<<<<

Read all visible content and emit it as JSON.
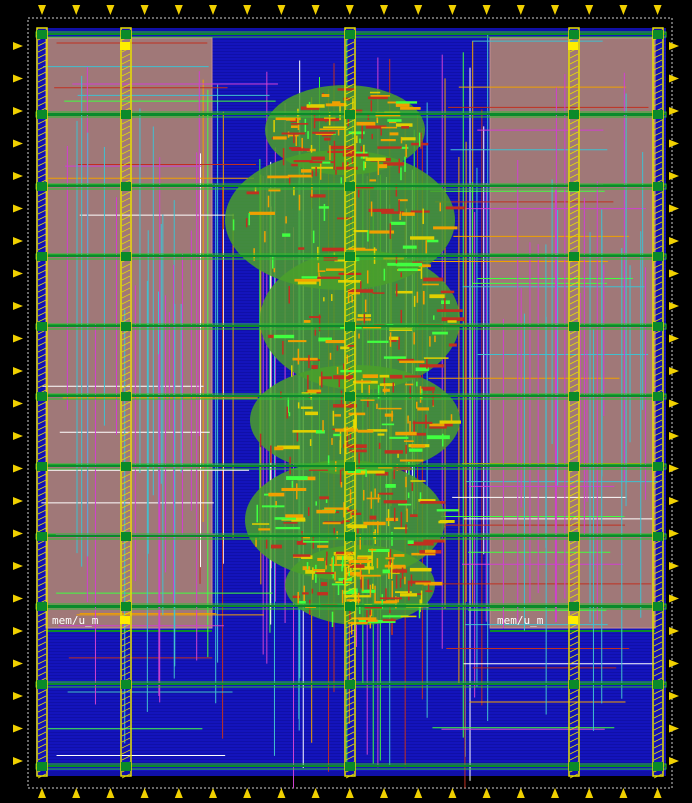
{
  "view": {
    "background": "#000000",
    "colors": {
      "core_fill": "#1010a8",
      "core_lines": "#2020ff",
      "macro": "#a07878",
      "macro_edge": "#c89090",
      "power_rail": "#e8e000",
      "strap_green": "#30c030",
      "via_green": "#0a8a2a",
      "route_red": "#c03020",
      "route_orange": "#f0a000",
      "route_magenta": "#d040d0",
      "route_cyan": "#40c0d0",
      "route_lime": "#40ff40",
      "pin_marker": "#f0d000",
      "boundary": "#d0d0d0"
    }
  },
  "macros": {
    "left_label": "mem/u_m",
    "right_label": "mem/u_m"
  },
  "pins": {
    "top_count": 19,
    "bottom_count": 19,
    "left_count": 23,
    "right_count": 23
  }
}
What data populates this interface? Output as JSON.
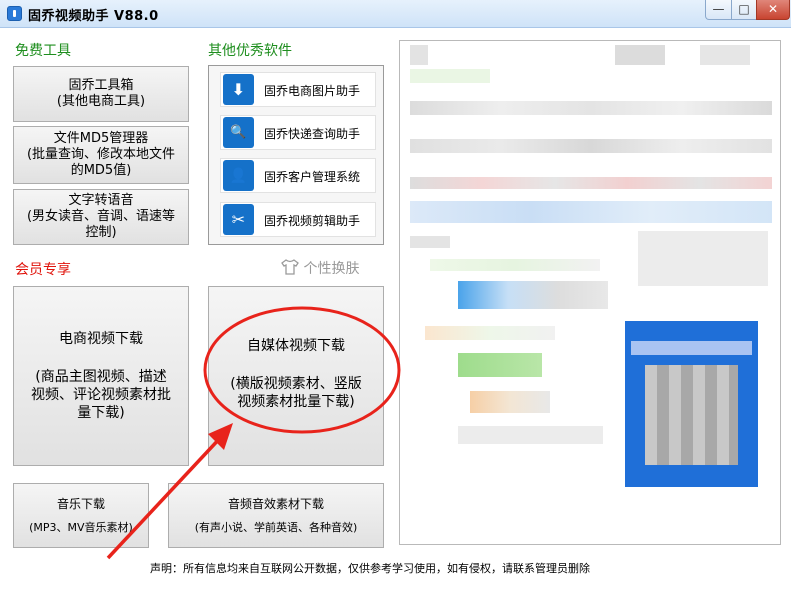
{
  "window": {
    "title": "固乔视频助手 V88.0",
    "min_glyph": "—",
    "max_glyph": "□",
    "close_glyph": "✕"
  },
  "free_tools": {
    "heading": "免费工具",
    "toolbox": {
      "line1": "固乔工具箱",
      "line2": "(其他电商工具)"
    },
    "md5": {
      "line1": "文件MD5管理器",
      "line2": "(批量查询、修改本地文件",
      "line3": "的MD5值)"
    },
    "tts": {
      "line1": "文字转语音",
      "line2": "(男女读音、音调、语速等",
      "line3": "控制)"
    }
  },
  "other_software": {
    "heading": "其他优秀软件",
    "items": [
      {
        "label": "固乔电商图片助手",
        "icon": "download-icon",
        "glyph": "⬇"
      },
      {
        "label": "固乔快递查询助手",
        "icon": "search-icon",
        "glyph": "🔍"
      },
      {
        "label": "固乔客户管理系统",
        "icon": "user-icon",
        "glyph": "👤"
      },
      {
        "label": "固乔视频剪辑助手",
        "icon": "scissors-icon",
        "glyph": "✂"
      }
    ]
  },
  "vip": {
    "heading": "会员专享",
    "skin_label": "个性换肤",
    "skin_icon": "shirt-icon",
    "ecommerce": {
      "line1": "电商视频下载",
      "line2": "(商品主图视频、描述",
      "line3": "视频、评论视频素材批",
      "line4": "量下载)"
    },
    "media": {
      "line1": "自媒体视频下载",
      "line2": "(横版视频素材、竖版",
      "line3": "视频素材批量下载)"
    },
    "music": {
      "line1": "音乐下载",
      "line2": "(MP3、MV音乐素材)"
    },
    "audio": {
      "line1": "音频音效素材下载",
      "line2": "(有声小说、学前英语、各种音效)"
    }
  },
  "footer": {
    "notice": "声明：所有信息均来自互联网公开数据，仅供参考学习使用，如有侵权，请联系管理员删除"
  },
  "colors": {
    "section_green": "#1e8e1e",
    "section_red": "#e0140c",
    "annotation_red": "#e8231b",
    "icon_blue": "#1571c9"
  }
}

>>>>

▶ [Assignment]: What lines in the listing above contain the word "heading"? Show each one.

▶ [Task output]:
    "heading": "免费工具",
    "heading": "其他优秀软件",
    "heading": "会员专享",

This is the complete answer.